Nearly a month ago I wrote:
Rainer Brockerhoff wrote:

So, I’m a 100% percent sure nobody will be able to unlock the iPhone or run third-party applications on it unless Apple opens it up. Here’s why: ARM’s TrustZone

It’s hard to believe Apple didn’t want to take advantage of TrustZone at all, unless the intention was to publish a complete SDK later. Or perhaps only parts of the hardware are protected; the radio and the camera are possibilities.

A SIM hardware unlock hack was published a few days ago, and today Engadget wrote about two software unlocks. There’s no real confirmation on these yet but I no longer doubt it’s possible. I gather that people managed to write software to clear certain parts of the firmware flash RAM.

To me, this shows conclusively that Apple elected not to use TrustZone at all – just as they, in the past, elected not to use the TPM chips on the first Intel Mac motherboards to lock down Mac OS X to Apple machines. About the latter question, of course we’ll have to wait until the Leopard GM release comes out to be absolutely sure, but I haven’t heard anything about Leopard breaking new grounds regarding such protection. On the other hand, while there are groups of people still busily adapting every new Mac OS X release to run on “generic” PCs, they still seem to be very much in the minority – and for a reason. Normal users want support and Apple hardware quality without having to do complicated hacking and installing.

Coming back to the iPhone, on reflection it makes some sense for Apple to not do an unbreakable protection. Under the current situation, every iPhone software update is a single package; I understand that all apps are updated at the same time and everything except the user’s data is wiped and reset. This allows Apple to ensure that all versions of official software mesh with each other and also gives them the freedom to radically change the system, if necessary, without anybody noticing. Also, this means that the first item in any support procedure will be a reinstall, meaning Apple doesn’t need to worry about what the user may have installed; they’ll have to re-hack again later.

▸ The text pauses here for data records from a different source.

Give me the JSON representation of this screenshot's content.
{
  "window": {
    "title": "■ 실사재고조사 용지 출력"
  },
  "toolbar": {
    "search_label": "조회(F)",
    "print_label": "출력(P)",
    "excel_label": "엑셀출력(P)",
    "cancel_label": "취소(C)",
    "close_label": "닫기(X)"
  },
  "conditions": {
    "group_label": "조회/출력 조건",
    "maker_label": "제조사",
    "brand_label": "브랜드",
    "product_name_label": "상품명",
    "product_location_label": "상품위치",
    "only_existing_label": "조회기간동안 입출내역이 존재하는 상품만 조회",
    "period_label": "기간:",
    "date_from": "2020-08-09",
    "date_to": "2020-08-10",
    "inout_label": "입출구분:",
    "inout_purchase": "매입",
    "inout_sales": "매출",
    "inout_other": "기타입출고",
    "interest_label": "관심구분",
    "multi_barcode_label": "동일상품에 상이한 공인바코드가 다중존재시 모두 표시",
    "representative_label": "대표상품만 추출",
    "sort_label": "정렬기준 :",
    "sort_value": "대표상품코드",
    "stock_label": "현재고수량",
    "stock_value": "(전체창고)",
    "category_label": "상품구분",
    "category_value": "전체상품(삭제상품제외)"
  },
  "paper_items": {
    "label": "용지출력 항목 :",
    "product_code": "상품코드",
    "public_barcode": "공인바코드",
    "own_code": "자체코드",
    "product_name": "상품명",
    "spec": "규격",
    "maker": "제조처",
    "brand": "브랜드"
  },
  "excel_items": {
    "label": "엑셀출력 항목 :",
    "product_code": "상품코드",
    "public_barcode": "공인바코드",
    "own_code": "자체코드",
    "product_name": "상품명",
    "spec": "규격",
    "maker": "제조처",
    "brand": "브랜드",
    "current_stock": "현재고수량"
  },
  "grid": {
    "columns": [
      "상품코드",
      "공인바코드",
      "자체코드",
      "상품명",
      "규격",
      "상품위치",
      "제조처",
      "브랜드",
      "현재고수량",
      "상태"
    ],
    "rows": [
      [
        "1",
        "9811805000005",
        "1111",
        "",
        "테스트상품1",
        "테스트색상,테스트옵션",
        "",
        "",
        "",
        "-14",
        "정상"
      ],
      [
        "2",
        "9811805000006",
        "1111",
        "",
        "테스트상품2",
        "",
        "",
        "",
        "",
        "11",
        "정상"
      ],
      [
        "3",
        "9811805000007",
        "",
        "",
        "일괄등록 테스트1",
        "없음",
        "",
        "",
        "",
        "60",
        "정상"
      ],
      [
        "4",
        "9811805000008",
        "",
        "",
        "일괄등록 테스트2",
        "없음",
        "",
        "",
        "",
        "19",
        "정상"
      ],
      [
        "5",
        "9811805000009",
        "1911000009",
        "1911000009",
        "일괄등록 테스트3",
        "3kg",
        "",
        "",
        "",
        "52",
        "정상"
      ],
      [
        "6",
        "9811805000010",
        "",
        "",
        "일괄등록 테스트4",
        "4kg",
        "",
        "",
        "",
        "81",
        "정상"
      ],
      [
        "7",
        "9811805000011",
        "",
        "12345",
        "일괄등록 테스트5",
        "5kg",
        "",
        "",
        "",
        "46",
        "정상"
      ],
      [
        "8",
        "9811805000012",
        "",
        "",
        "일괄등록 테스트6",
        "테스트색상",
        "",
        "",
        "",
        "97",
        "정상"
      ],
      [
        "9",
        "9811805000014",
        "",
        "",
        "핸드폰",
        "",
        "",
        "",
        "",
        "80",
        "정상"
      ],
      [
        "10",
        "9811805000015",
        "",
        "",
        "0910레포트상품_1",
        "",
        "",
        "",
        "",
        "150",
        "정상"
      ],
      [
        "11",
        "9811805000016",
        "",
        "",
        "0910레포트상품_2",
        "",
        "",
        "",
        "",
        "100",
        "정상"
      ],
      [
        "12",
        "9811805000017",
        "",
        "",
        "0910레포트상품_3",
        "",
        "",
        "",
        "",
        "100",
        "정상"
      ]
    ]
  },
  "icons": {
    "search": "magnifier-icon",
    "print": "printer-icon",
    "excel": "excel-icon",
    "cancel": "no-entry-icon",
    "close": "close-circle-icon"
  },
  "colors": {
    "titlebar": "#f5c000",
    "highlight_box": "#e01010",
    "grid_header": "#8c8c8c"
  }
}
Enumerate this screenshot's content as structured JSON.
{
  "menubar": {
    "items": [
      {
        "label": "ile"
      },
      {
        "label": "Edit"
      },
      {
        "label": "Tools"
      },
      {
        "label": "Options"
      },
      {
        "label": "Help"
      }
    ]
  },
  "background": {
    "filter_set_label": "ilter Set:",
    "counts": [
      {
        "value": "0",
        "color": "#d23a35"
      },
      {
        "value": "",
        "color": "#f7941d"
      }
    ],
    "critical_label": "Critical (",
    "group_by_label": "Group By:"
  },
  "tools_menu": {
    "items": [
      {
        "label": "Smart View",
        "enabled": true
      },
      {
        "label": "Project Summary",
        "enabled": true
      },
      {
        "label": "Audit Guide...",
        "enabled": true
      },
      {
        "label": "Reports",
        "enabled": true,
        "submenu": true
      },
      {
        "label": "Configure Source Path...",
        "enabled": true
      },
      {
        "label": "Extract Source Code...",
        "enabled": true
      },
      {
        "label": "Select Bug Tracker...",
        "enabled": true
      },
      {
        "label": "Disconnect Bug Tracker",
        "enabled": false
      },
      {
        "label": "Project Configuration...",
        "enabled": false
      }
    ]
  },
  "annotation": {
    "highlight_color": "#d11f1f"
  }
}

I’ve also heard from people who know people close to the iPhone team that all these efforts are closely watched. No doubt Apple saves some time and money, even if indirectly, by the current situation; it would make securing some future version easier should they deem it necessary.

I also think that not having an iPhone SDK available immediately will have been good in the long term. It’s helping Safari gain browser- and mindshares, and it’s allowing the iPhone’s OS X and built-in applications to become more fully debugged without Apple having to worry about keeping legacy APIs around for prematurely released 3rd-party applications. Yes, those apps will be released with a larger delay than people expected, but they’ll rest on a better foundation. With the hacker’s development toolchain becoming more polished there are now some 3rd-party GUI apps being released, and of course Apple will be adopting some ideas for its own apps and SDK (even in the negative sense of making sure they’ll be doing something differently).

From what I’m seeing, AT&T will be the loser in this situation. Apple will sell some more iPhones – probably not in statistically significant numbers at first – but AT&T will lose some contracts. Apple can demonstrate that they did a reasonable effort to prevent that, and it may not even be illegal for someone to unlock their own phone (it’s probably illegal to set up a business unlocking other people’s phones though). So, AT&T will lose some business to other carriers, as they do with other phones.

I usually don’t believe in sinister Apple agendas, but this may qualify… icon_smile.gif